Fort Street Detroit. Isn't it nice to take a break from small town decay to refresh your palate with big city decay? Although "refresh" isn't the right word, unless you regard a warm glass of rusty water as "refreshing." I don't know. You might.

Not moving a lot of washing machines these days. it seems:

Typical early 20th century commercial structure, with a 1950s remodel job. Painted sign probably comes from a later era. They couldn't match the panels on the blue side; wonder why.

Plants sprouting out of the roof.

Let us return to the days of yore:


Sometimes a man just needs to forge his composites, and needs a plce to go:

The door suggests they catered to a trade that was hunched and stooped from years of dealing with unforged composites.

Google's Street View allows you to go back in time, as noted. Today:

Yes, there's a bigger entrance; there has to be. No terminal would have such a miserable little scurry-hole. But I think it was a garage. An earlier view:

Looks better when the light bathes the bricks. The sidewalk looks well-maintained.

Nothing will ever happen here again:

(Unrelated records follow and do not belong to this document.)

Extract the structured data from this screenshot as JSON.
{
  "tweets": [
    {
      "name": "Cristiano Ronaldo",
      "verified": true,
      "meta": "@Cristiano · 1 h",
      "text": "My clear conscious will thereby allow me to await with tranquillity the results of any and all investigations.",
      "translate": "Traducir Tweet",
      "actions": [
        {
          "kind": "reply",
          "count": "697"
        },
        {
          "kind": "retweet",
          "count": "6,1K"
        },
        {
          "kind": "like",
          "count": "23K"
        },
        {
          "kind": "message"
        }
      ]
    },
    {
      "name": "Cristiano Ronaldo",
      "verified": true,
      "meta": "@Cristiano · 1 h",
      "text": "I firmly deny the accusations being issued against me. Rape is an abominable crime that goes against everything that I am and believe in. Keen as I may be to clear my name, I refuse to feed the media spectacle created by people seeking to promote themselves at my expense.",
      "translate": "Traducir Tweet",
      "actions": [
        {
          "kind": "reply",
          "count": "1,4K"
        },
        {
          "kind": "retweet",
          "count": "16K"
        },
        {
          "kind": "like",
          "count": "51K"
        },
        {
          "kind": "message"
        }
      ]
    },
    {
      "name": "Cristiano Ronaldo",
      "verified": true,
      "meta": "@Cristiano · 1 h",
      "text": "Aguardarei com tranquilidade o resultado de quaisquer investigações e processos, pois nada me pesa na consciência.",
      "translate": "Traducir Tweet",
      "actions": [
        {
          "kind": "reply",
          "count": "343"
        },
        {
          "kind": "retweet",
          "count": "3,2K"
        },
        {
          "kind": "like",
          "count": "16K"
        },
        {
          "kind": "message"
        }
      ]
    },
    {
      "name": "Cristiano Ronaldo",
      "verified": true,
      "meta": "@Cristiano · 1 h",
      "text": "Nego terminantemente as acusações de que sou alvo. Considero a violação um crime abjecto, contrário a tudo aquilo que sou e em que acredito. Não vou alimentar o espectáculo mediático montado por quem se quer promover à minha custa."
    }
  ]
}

The raw-hamburger look in the middle suggests they ripped off a lot of the old decorations to put on a new facade, or it's just some sort of cement. The building on the right has that hideous sixties pre-fab sheets of faux rocks. It's a mess, but once these were stores that sold goods and services that people wanted. That's over.

Five years ago:

Five years ago they probably wondered how it could get worse. Well, it did.

You can't even guess what this was:


One possible explanation: it was covered for a century by volcanic ash, and archeologists are making great progress digging it out:

A tidy building, modest, with apartments or offices upstairs and a bustling store with bright big windows below. But there's nothing left to do here anymore.

"Human Services."

Nothing left to loot.

What did the gate lead to? These were often just ornamental, so it's odd that it's boarded up if there's nothing on the other side.

A rest home for thin people, perhaps. Very thin people.

This one might still be open, but the graffiti suggests it's not.


Its 2009 Facebook page has one entry: Friday Night BLACK OUT JUICE $2

The craptacular pseudo-Mansard roof saved the upper floor details from paint or destruction:


Compared to what it looked like when it was first built, well, you shouldn't. Compare, I mean.


This thing is enormous:



When you look in the wayback panel, you can see that space has been available for a very long time. It's a huge structure, and I wonder what it was. Surely that was a clock up there.

At least there are some signs of life, right? Clean and well-maintained:



Alas: that was 2009.



Finally: deposits currently not accepted.


I'd love to get inside. You suspect they closed the bank and walked away, and there are some gems within - a carving, a moldy mural. Perhaps just a lamp from 1963; that would be enough.